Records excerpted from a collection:
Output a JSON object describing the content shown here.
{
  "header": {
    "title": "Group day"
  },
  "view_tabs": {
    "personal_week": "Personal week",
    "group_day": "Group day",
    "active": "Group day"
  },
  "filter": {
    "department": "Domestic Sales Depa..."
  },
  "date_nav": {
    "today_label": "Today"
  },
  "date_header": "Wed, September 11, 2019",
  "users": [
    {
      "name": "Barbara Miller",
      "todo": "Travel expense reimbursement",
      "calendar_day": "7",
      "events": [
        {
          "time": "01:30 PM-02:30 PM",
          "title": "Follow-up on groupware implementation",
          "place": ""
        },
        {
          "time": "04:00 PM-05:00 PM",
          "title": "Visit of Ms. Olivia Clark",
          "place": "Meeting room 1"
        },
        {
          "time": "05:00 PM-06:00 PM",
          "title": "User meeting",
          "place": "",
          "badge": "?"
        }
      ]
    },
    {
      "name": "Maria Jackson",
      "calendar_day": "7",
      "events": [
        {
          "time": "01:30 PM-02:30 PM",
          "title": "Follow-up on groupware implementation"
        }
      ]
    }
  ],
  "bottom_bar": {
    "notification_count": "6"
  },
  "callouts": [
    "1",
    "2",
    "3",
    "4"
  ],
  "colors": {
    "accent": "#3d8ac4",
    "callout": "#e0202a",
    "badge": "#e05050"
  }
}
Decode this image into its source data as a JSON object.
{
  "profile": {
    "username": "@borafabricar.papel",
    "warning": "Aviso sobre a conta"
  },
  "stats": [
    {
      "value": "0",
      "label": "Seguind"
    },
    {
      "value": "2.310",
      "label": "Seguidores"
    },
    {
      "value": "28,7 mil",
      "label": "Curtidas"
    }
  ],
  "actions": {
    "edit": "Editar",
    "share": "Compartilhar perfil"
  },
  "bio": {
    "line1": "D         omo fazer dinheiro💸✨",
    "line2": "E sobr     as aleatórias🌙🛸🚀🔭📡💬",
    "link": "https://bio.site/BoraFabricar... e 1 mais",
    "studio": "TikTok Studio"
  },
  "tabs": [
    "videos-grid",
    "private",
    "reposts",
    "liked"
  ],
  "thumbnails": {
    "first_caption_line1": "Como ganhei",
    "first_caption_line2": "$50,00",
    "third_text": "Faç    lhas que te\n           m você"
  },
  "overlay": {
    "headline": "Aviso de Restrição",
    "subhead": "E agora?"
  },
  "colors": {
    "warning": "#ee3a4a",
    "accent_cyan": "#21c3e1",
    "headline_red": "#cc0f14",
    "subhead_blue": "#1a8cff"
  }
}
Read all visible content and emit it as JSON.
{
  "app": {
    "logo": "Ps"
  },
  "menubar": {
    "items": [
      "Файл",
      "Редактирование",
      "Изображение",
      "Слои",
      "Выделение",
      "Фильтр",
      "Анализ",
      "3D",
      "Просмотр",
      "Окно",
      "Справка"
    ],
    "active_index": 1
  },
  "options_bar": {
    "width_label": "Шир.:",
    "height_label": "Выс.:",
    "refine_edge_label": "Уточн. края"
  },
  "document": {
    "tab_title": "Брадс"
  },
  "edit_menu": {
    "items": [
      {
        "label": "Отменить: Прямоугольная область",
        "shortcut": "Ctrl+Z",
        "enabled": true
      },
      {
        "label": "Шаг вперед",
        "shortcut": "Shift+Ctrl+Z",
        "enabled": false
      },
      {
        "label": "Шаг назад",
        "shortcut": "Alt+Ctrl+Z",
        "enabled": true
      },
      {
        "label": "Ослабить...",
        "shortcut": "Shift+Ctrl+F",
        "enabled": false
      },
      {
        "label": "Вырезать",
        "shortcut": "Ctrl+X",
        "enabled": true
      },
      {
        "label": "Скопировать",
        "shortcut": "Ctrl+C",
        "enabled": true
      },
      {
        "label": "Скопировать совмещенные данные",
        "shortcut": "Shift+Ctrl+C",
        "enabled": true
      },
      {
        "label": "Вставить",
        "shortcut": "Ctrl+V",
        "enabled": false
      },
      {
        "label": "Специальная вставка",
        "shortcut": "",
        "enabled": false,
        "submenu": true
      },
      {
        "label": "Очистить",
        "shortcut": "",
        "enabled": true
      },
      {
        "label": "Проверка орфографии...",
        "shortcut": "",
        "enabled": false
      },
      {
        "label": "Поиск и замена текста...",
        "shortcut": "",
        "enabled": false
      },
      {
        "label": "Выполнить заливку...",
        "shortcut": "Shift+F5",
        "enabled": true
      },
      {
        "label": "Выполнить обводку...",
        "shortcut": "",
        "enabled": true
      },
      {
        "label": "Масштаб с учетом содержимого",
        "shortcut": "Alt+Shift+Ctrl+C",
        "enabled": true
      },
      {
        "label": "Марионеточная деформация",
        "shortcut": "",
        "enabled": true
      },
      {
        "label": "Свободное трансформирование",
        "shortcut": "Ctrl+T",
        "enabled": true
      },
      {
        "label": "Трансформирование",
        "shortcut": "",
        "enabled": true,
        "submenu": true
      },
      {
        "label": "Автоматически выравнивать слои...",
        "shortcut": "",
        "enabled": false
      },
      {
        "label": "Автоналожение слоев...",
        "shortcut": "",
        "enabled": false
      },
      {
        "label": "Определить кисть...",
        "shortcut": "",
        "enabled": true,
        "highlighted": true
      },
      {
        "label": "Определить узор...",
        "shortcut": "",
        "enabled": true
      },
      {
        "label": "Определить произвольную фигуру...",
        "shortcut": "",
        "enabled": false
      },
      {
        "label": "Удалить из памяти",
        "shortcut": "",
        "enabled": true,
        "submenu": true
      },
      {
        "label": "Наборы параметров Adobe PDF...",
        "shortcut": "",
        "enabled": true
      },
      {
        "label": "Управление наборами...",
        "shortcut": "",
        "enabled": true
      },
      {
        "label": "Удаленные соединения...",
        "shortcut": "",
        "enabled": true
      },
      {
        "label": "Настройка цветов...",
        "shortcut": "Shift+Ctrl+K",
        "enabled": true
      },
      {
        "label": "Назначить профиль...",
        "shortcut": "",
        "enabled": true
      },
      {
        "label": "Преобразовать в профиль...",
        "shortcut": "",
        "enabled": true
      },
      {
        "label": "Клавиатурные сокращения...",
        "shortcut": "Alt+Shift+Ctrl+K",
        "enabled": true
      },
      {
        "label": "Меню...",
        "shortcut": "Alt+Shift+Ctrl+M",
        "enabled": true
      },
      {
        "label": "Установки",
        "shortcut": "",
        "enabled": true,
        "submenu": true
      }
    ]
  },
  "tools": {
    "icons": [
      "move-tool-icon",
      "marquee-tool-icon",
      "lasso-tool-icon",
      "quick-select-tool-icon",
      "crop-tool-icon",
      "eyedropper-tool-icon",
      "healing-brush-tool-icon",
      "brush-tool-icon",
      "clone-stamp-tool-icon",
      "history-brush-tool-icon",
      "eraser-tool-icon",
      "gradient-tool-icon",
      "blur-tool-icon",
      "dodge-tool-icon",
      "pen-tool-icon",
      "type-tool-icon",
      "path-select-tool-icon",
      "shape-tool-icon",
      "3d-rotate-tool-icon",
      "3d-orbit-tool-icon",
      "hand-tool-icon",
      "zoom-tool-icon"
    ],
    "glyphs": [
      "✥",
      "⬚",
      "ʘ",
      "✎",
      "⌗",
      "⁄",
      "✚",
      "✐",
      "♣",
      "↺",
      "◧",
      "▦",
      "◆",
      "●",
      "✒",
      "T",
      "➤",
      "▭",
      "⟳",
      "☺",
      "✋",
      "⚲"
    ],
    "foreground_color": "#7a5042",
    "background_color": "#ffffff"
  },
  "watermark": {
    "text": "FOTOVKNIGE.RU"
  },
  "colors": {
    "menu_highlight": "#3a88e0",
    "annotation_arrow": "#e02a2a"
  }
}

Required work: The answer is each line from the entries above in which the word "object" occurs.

Completed task:
Output a JSON object describing the content shown here.
Decode this image into its source data as a JSON object.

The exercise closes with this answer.